[Records from a collection]
───

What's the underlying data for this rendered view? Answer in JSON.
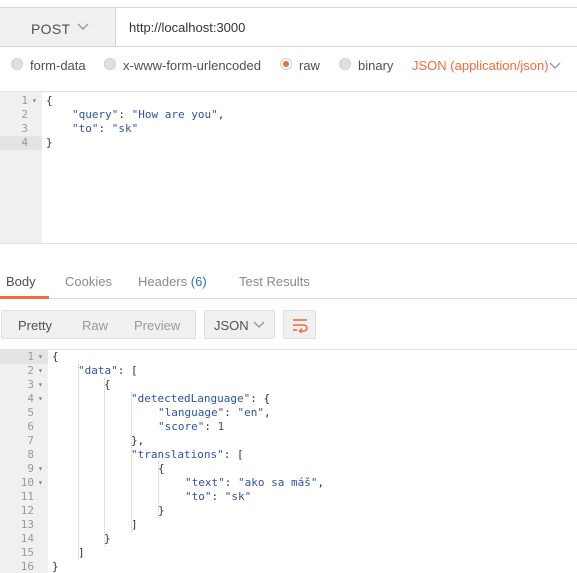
{
  "request": {
    "method": "POST",
    "url": "http://localhost:3000"
  },
  "body_types": {
    "options": [
      "form-data",
      "x-www-form-urlencoded",
      "raw",
      "binary"
    ],
    "selected": "raw",
    "content_type": "JSON (application/json)"
  },
  "request_body": {
    "line_numbers": [
      "1",
      "2",
      "3",
      "4"
    ],
    "open_brace": "{",
    "query_key": "\"query\"",
    "query_value": "\"How are you\"",
    "to_key": "\"to\"",
    "to_value": "\"sk\"",
    "close_brace": "}"
  },
  "response_tabs": {
    "body": "Body",
    "cookies": "Cookies",
    "headers": "Headers",
    "headers_count": "(6)",
    "test_results": "Test Results"
  },
  "view_modes": {
    "pretty": "Pretty",
    "raw": "Raw",
    "preview": "Preview",
    "format": "JSON"
  },
  "response_body": {
    "line_numbers": [
      "1",
      "2",
      "3",
      "4",
      "5",
      "6",
      "7",
      "8",
      "9",
      "10",
      "11",
      "12",
      "13",
      "14",
      "15",
      "16"
    ],
    "data_key": "\"data\"",
    "detected_key": "\"detectedLanguage\"",
    "language_key": "\"language\"",
    "language_value": "\"en\"",
    "score_key": "\"score\"",
    "score_value": "1",
    "translations_key": "\"translations\"",
    "text_key": "\"text\"",
    "text_value": "\"ako sa máš\"",
    "to_key": "\"to\"",
    "to_value": "\"sk\""
  },
  "colors": {
    "accent": "#f26b3a",
    "code_string": "#2e52a8",
    "count_blue": "#2e72c9"
  }
}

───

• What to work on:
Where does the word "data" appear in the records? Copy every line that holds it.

• Exercise response:
What's the underlying data for this rendered view? Answer in JSON.
      "form-data",
    "data_key": "\"data\"",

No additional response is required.